- [WHAT YOU ARE ASKED TO DO]: Among the records below, which lines contain the string "badge"? Report them.
--- START ---
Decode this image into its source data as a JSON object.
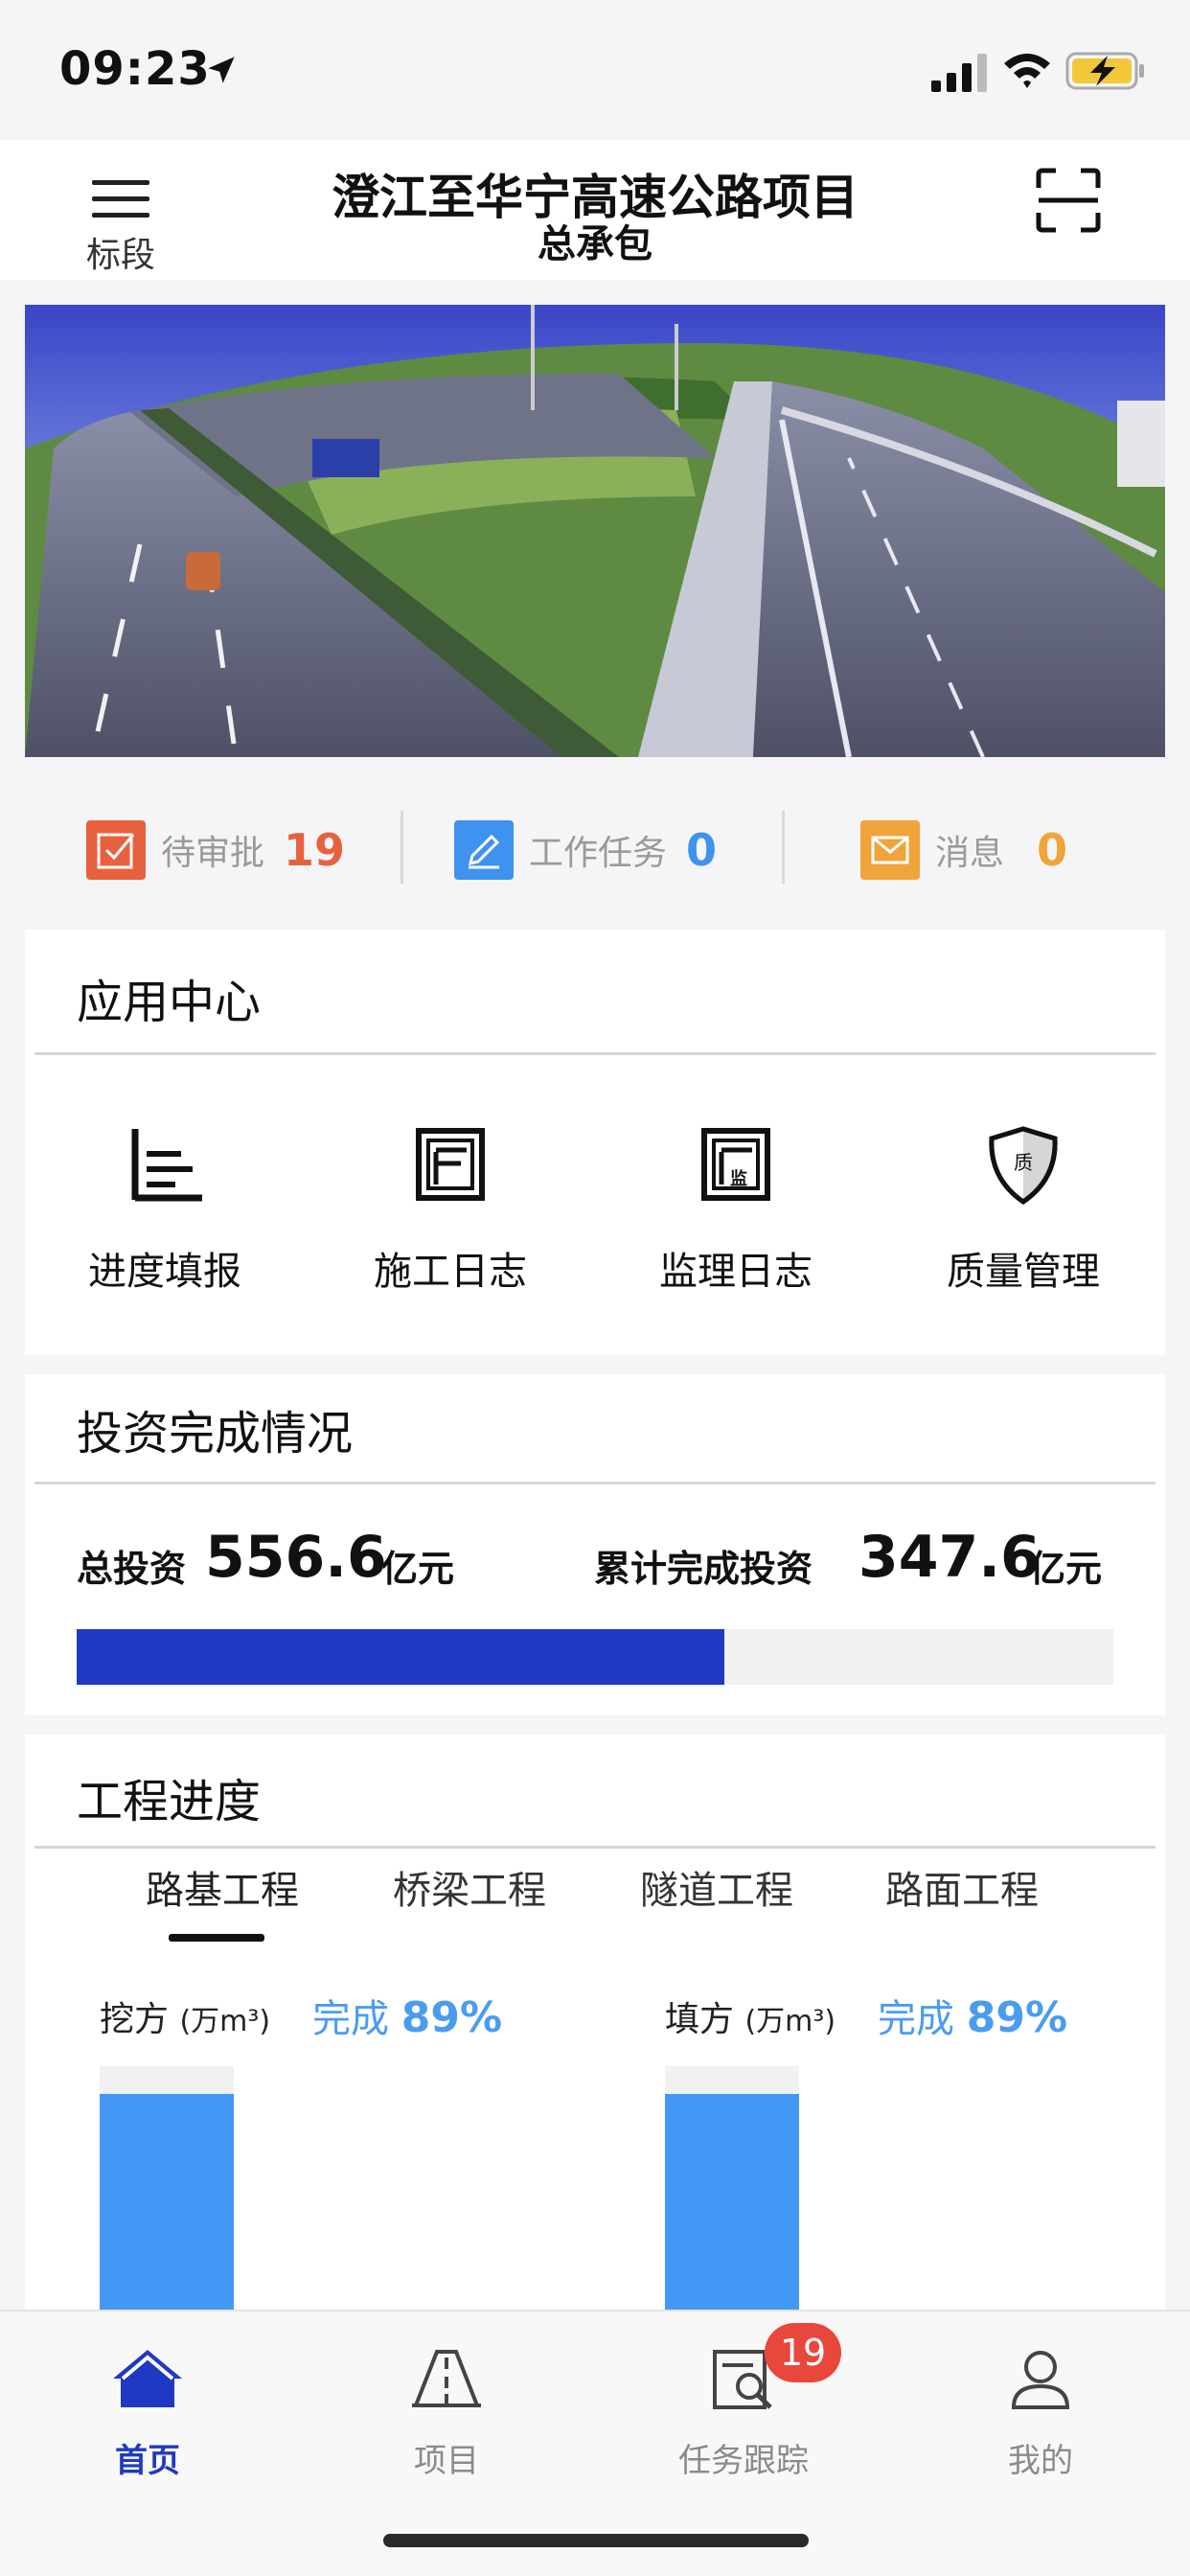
{
  "status_bar": {
    "time": "09:23"
  },
  "header": {
    "menu_label": "标段",
    "title": "澄江至华宁高速公路项目",
    "subtitle": "总承包"
  },
  "counters": [
    {
      "label": "待审批",
      "count": "19",
      "color": "#e8613f"
    },
    {
      "label": "工作任务",
      "count": "0",
      "color": "#3f92ef"
    },
    {
      "label": "消息",
      "count": "0",
      "color": "#f0a43a"
    }
  ],
  "app_center": {
    "title": "应用中心",
    "items": [
      {
        "label": "进度填报",
        "icon": "progress-report-icon"
      },
      {
        "label": "施工日志",
        "icon": "construction-log-icon"
      },
      {
        "label": "监理日志",
        "icon": "supervision-log-icon",
        "icon_text": "监"
      },
      {
        "label": "质量管理",
        "icon": "quality-shield-icon",
        "icon_text": "质"
      }
    ]
  },
  "investment": {
    "title": "投资完成情况",
    "total_label": "总投资",
    "total_value": "556.6",
    "total_unit": "亿元",
    "done_label": "累计完成投资",
    "done_value": "347.6",
    "done_unit": "亿元",
    "progress_fraction": 0.6245,
    "bar_color": "#2039c2"
  },
  "engineering": {
    "title": "工程进度",
    "tabs": [
      "路基工程",
      "桥梁工程",
      "隧道工程",
      "路面工程"
    ],
    "active_tab": 0,
    "metrics": [
      {
        "label": "挖方",
        "unit": "(万m³)",
        "done_label": "完成",
        "done_value": "89%",
        "fraction": 0.89
      },
      {
        "label": "填方",
        "unit": "(万m³)",
        "done_label": "完成",
        "done_value": "89%",
        "fraction": 0.89
      }
    ]
  },
  "bottom_nav": {
    "items": [
      {
        "label": "首页",
        "icon": "home-icon",
        "active": true
      },
      {
        "label": "项目",
        "icon": "road-icon",
        "active": false
      },
      {
        "label": "任务跟踪",
        "icon": "task-tracking-icon",
        "active": false
      },
      {
        "label": "我的",
        "icon": "user-icon",
        "active": false
      }
    ],
    "badge": "19"
  }
}
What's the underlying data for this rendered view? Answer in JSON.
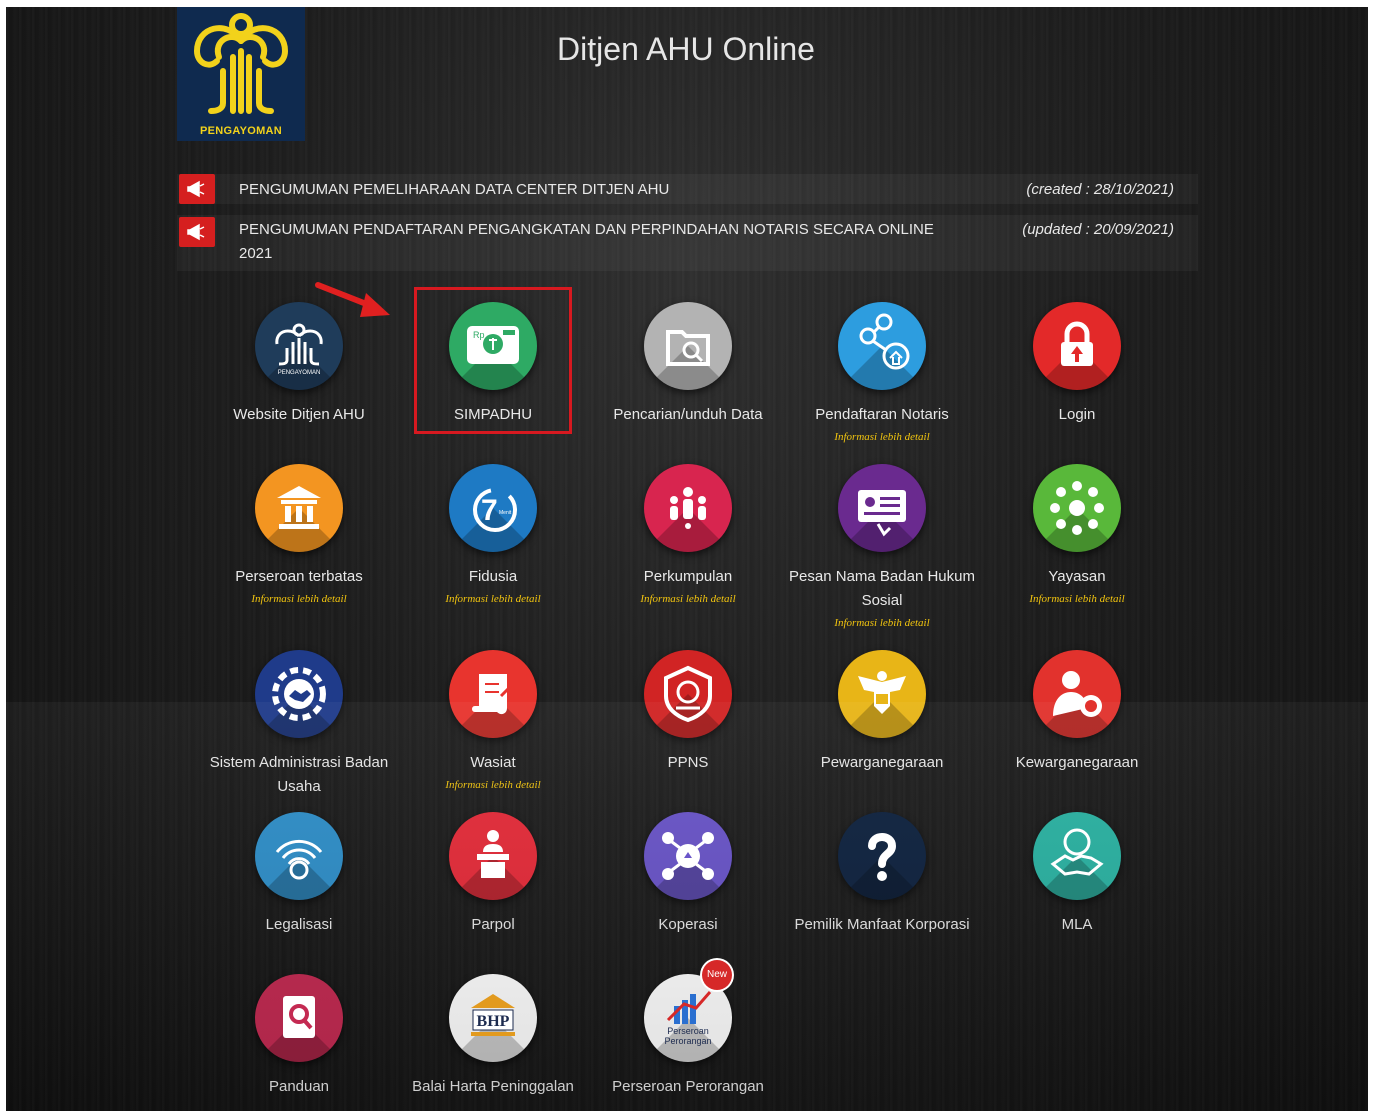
{
  "header": {
    "logo_text": "PENGAYOMAN",
    "title": "Ditjen AHU Online"
  },
  "announcements": [
    {
      "text": "PENGUMUMAN PEMELIHARAAN DATA CENTER DITJEN AHU",
      "date": "(created : 28/10/2021)"
    },
    {
      "text": "PENGUMUMAN PENDAFTARAN PENGANGKATAN DAN PERPINDAHAN NOTARIS SECARA ONLINE 2021",
      "date": "(updated : 20/09/2021)"
    }
  ],
  "services": [
    {
      "label": "Website Ditjen AHU",
      "icon": "pengayoman-logo-icon",
      "color": "#1f3c5a"
    },
    {
      "label": "SIMPADHU",
      "icon": "payment-card-icon",
      "color": "#2eaa64"
    },
    {
      "label": "Pencarian/unduh Data",
      "icon": "folder-search-icon",
      "color": "#b3b3b3"
    },
    {
      "label": "Pendaftaran Notaris",
      "info": "Informasi lebih detail",
      "icon": "network-icon",
      "color": "#2d9ddf"
    },
    {
      "label": "Login",
      "icon": "lock-icon",
      "color": "#e32929"
    },
    {
      "label": "Perseroan terbatas",
      "info": "Informasi lebih detail",
      "icon": "building-icon",
      "color": "#f39521"
    },
    {
      "label": "Fidusia",
      "info": "Informasi lebih detail",
      "icon": "stopwatch-icon",
      "color": "#1e7ac4",
      "icon_text": "Menit"
    },
    {
      "label": "Perkumpulan",
      "info": "Informasi lebih detail",
      "icon": "people-group-icon",
      "color": "#d8254f"
    },
    {
      "label": "Pesan Nama Badan Hukum Sosial",
      "info": "Informasi lebih detail",
      "icon": "id-card-icon",
      "color": "#6a2a8f"
    },
    {
      "label": "Yayasan",
      "info": "Informasi lebih detail",
      "icon": "hands-circle-icon",
      "color": "#59b83a"
    },
    {
      "label": "Sistem Administrasi Badan Usaha",
      "icon": "gear-handshake-icon",
      "color": "#1f3b8a"
    },
    {
      "label": "Wasiat",
      "info": "Informasi lebih detail",
      "icon": "scroll-icon",
      "color": "#e8342e"
    },
    {
      "label": "PPNS",
      "icon": "badge-shield-icon",
      "color": "#d12424"
    },
    {
      "label": "Pewarganegaraan",
      "icon": "garuda-icon",
      "color": "#e8b517"
    },
    {
      "label": "Kewarganegaraan",
      "icon": "person-flag-icon",
      "color": "#e2322d"
    },
    {
      "label": "Legalisasi",
      "icon": "globe-signal-icon",
      "color": "#2f8fc9"
    },
    {
      "label": "Parpol",
      "icon": "podium-speaker-icon",
      "color": "#e62c3a"
    },
    {
      "label": "Koperasi",
      "icon": "cooperative-icon",
      "color": "#6a55c9"
    },
    {
      "label": "Pemilik Manfaat Korporasi",
      "icon": "question-mark-icon",
      "color": "#0f2340"
    },
    {
      "label": "MLA",
      "icon": "globe-handshake-icon",
      "color": "#2bb3a3"
    },
    {
      "label": "Panduan",
      "icon": "book-search-icon",
      "color": "#c42a52"
    },
    {
      "label": "Balai Harta Peninggalan",
      "icon": "bhp-building-icon",
      "color": "#ffffff",
      "icon_text": "BHP"
    },
    {
      "label": "Perseroan Perorangan",
      "icon": "chart-buildings-icon",
      "color": "#ffffff",
      "icon_text": "Perseroan Perorangan",
      "badge": "New"
    }
  ]
}
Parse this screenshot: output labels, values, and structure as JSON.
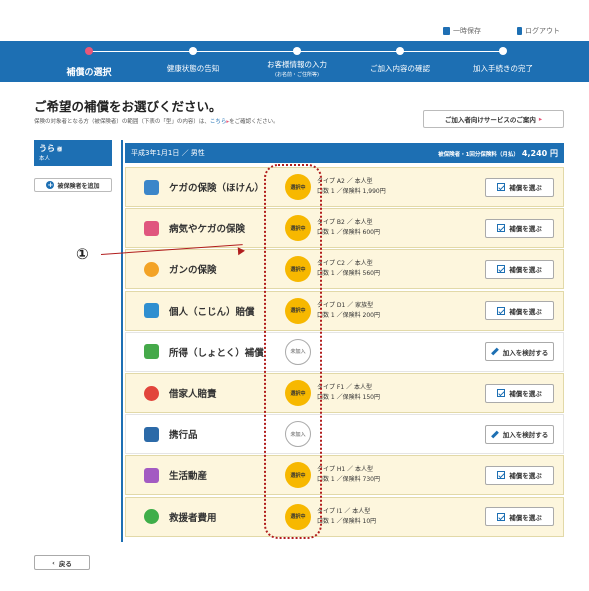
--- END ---
- [WRITTEN ANSWER]:
    "badge": "19"
      "icon": "badge-shield-icon",
      "badge": "New"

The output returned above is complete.